A group of 19 students from Nagasaki International University in Japan has spent the last month studying American and southern culture at Troy University’s Troy Campus.
The students, who primarily study Hospitality, came over as part of a yearly partnership between TROY and the Japanese institution aimed at helping the students understand the importance of learning English and interact with those from different countries.
“They’re here for what we call the Southern Culture Program,” said Barrett Heusch, adjunct professor in Japanese for TROY’s English as a Second Language department and special programs coordinator for the Nagasaki partnership. “Every day, they take four classes in ESL. They also do other cultural things – we show them movies, we take them to computer labs, and one of the big aspects is that we provide them with conversation partners, where both American and international Troy University students sit down and talk with them.”
The students arrived in Troy on Aug. 17 and depart on Sept. 15, and they’ve experienced a variety of activities during that time: trips to Panama City Beach, the Rosa Parks Museum and Alabama Museum of History in Montgomery, a shopping mall, and even Disney World.
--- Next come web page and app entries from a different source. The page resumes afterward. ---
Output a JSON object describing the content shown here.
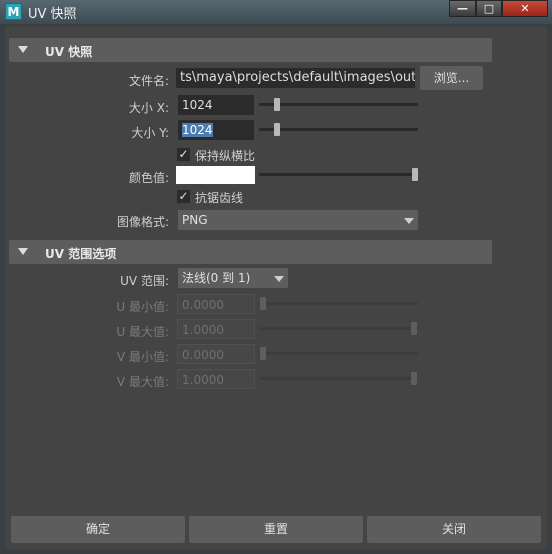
{
  "window": {
    "title": "UV 快照",
    "icon_letter": "M",
    "min": "—",
    "max": "□",
    "close": "✕"
  },
  "uv_snapshot": {
    "header": "UV 快照",
    "file_label": "文件名:",
    "file_value": "ts\\maya\\projects\\default\\images\\outUV",
    "browse": "浏览...",
    "size_x_label": "大小 X:",
    "size_x_value": "1024",
    "size_y_label": "大小 Y:",
    "size_y_value": "1024",
    "keep_aspect_label": "保持纵横比",
    "keep_aspect_checked": true,
    "color_label": "颜色值:",
    "color_value": "#ffffff",
    "color_level": 1.0,
    "antialias_label": "抗锯齿线",
    "antialias_checked": true,
    "format_label": "图像格式:",
    "format_value": "PNG",
    "size_x_level": 0.1,
    "size_y_level": 0.1
  },
  "uv_range": {
    "header": "UV 范围选项",
    "range_label": "UV 范围:",
    "range_value": "法线(0 到 1)",
    "u_min_label": "U 最小值:",
    "u_min_value": "0.0000",
    "u_max_label": "U 最大值:",
    "u_max_value": "1.0000",
    "v_min_label": "V 最小值:",
    "v_min_value": "0.0000",
    "v_max_label": "V 最大值:",
    "v_max_value": "1.0000"
  },
  "footer": {
    "ok": "确定",
    "reset": "重置",
    "close": "关闭"
  },
  "icons": {
    "check": "✓"
  }
}
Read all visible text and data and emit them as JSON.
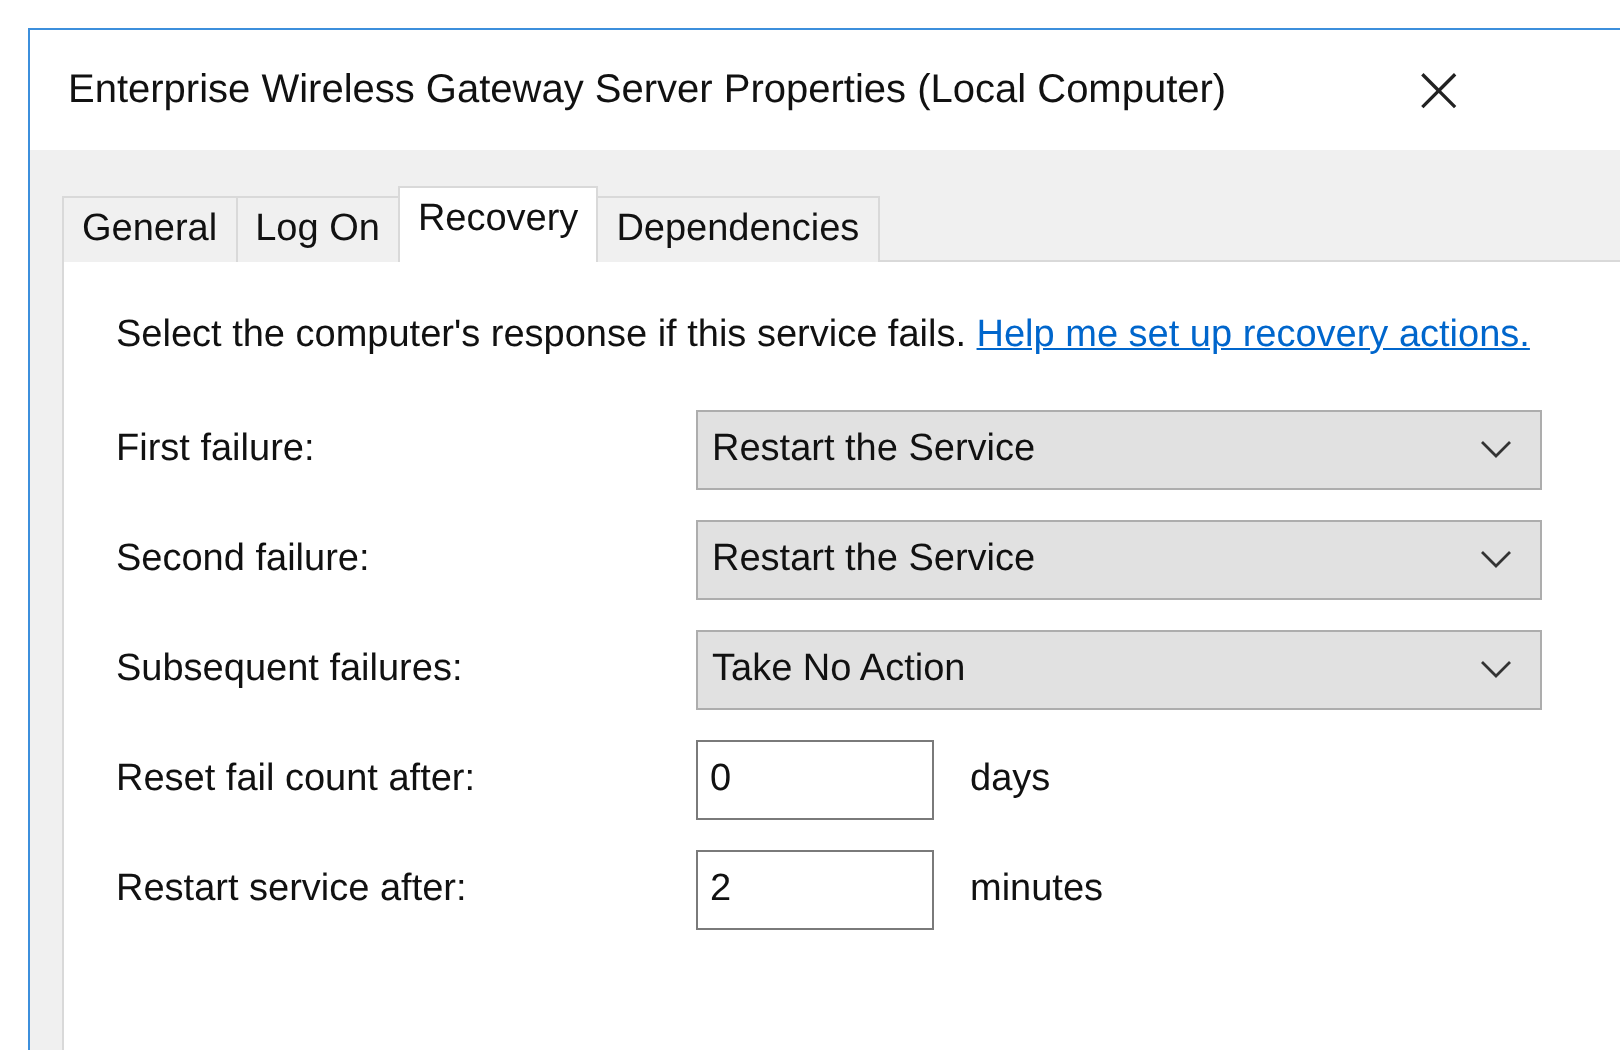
{
  "window": {
    "title": "Enterprise Wireless Gateway Server Properties (Local Computer)",
    "close": "×"
  },
  "tabs": [
    {
      "label": "General",
      "selected": false
    },
    {
      "label": "Log On",
      "selected": false
    },
    {
      "label": "Recovery",
      "selected": true
    },
    {
      "label": "Dependencies",
      "selected": false
    }
  ],
  "description": "Select the computer's response if this service fails.",
  "help_link": "Help me set up recovery actions.",
  "fields": [
    {
      "kind": "dropdown",
      "label": "First failure:",
      "value": "Restart the Service"
    },
    {
      "kind": "dropdown",
      "label": "Second failure:",
      "value": "Restart the Service"
    },
    {
      "kind": "dropdown",
      "label": "Subsequent failures:",
      "value": "Take No Action"
    },
    {
      "kind": "number",
      "label": "Reset fail count after:",
      "value": "0",
      "unit": "days"
    },
    {
      "kind": "number",
      "label": "Restart service after:",
      "value": "2",
      "unit": "minutes"
    }
  ]
}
“It gets them out with Americans or other international students,” said Lance Noe, TROY’s ESL Director. “This program helps prepare them. In their program at Nagasaki International University, before they can graduate, they have to spend six months overseas practicing what they’re studying in Hospitality. This program is seen as a stepping stone to give them that confidence (to go overseas for) six months and to give them a kick in the pants to say, ‘You really need to study English, because you’re going to need it.’”
Representatives from the Japanese university told Noe that when students return from trips like this, they hit the ground running and are motivated to improve their English skills.
“We can teach them English, but (it doesn’t settle in) until they have to actually produce it out of their mouths with Americans,” Noe said. “And just being around new people gets them out of their shell. Sometimes they’re shy to speak English because they can’t do it perfectly. It’s a good icebreaker to allow them to make mistakes.”
Heusch said what the students will truly remember when they return to Nagasaki are their interactions with TROY students.
“The involvement of Troy University students is incredibly important,” he said.
Noe said he hopes the program can also serve as a recruiting tool.
“That’s a hope we have is recruitment, because we don’t have a large Japanese contingent at the University and this is a way to help foster that and improve that,” he said.